▸ EXERCISE OBJECTIVE:
From the entries that follow, copy each line in which "Cast" appears.

▸ PROVIDED MATERIAL:

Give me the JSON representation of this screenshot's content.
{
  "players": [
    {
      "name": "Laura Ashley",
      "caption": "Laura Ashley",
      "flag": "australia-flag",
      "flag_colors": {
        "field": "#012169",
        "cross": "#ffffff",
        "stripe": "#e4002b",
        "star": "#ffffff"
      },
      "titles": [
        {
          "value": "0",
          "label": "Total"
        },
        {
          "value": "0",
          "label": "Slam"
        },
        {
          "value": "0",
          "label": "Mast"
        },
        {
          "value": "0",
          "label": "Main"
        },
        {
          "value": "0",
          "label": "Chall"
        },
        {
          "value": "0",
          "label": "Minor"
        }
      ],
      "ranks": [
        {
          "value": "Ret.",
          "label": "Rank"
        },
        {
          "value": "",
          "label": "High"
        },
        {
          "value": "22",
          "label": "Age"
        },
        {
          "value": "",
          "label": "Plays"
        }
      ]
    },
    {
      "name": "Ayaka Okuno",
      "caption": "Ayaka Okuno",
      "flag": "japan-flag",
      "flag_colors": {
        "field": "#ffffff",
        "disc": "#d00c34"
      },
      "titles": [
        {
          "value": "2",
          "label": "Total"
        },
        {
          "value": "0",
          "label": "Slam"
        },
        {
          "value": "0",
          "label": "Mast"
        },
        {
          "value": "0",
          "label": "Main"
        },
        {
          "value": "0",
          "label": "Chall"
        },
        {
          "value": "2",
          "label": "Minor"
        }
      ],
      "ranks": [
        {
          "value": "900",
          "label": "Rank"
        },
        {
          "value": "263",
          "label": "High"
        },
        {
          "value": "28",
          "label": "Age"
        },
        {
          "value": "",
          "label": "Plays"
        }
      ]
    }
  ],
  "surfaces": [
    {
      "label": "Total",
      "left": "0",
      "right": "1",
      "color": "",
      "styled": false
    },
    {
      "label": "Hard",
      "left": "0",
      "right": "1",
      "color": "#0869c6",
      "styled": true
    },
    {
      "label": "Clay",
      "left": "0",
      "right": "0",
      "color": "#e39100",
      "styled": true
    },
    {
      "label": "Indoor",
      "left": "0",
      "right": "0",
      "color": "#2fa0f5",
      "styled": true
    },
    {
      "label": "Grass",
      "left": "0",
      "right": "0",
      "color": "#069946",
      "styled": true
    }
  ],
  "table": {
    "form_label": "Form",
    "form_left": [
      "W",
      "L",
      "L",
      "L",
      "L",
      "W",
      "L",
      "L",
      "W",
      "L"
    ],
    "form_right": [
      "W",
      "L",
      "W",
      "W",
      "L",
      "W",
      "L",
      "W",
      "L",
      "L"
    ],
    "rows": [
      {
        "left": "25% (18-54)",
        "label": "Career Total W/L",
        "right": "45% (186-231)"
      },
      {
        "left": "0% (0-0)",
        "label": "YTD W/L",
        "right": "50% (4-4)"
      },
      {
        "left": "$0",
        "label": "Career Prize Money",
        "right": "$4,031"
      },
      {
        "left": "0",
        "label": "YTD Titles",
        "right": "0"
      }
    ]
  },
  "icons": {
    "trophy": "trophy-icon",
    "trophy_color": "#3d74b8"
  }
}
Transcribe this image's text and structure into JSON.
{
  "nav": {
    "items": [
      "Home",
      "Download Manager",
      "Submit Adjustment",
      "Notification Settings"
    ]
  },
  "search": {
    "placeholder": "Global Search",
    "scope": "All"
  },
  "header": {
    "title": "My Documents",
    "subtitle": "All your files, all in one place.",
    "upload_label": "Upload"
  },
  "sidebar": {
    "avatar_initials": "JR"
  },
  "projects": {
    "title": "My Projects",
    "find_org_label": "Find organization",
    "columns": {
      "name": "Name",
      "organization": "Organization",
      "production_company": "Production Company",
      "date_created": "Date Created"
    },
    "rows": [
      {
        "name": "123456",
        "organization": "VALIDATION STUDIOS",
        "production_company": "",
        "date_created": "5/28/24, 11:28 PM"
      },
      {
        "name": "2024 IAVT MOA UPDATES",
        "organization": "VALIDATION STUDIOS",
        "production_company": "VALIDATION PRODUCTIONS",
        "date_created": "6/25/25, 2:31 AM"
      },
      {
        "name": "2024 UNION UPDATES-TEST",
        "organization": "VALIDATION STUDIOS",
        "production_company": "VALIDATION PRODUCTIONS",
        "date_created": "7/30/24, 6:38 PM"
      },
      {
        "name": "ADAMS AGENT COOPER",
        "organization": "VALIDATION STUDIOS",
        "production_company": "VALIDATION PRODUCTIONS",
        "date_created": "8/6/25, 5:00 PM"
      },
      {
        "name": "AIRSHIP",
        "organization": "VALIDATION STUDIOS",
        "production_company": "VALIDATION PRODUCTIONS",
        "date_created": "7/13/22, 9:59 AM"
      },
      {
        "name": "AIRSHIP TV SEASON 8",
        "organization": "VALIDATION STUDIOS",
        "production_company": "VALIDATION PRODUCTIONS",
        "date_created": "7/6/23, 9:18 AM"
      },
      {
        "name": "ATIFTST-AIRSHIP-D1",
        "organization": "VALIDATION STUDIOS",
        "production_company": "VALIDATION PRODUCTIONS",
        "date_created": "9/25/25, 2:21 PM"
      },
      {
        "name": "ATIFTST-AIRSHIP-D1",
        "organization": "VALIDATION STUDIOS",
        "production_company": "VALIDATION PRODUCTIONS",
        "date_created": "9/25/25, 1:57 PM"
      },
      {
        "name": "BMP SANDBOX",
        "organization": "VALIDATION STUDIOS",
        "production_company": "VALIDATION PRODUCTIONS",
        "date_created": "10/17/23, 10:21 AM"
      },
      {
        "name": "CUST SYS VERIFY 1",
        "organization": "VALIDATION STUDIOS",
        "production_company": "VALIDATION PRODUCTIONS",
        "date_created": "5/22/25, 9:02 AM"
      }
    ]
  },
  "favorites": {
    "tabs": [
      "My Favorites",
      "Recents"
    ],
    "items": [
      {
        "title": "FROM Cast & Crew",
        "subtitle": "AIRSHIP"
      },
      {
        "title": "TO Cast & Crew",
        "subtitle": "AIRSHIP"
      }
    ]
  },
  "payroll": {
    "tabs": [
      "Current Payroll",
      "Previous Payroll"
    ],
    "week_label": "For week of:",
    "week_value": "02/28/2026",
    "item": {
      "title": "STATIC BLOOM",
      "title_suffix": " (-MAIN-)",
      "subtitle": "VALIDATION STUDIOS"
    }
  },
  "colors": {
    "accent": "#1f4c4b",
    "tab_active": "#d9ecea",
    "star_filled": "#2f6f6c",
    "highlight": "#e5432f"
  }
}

▸ ANSWER TO THIS TASK:
        "title": "FROM Cast & Crew",
        "title": "TO Cast & Crew",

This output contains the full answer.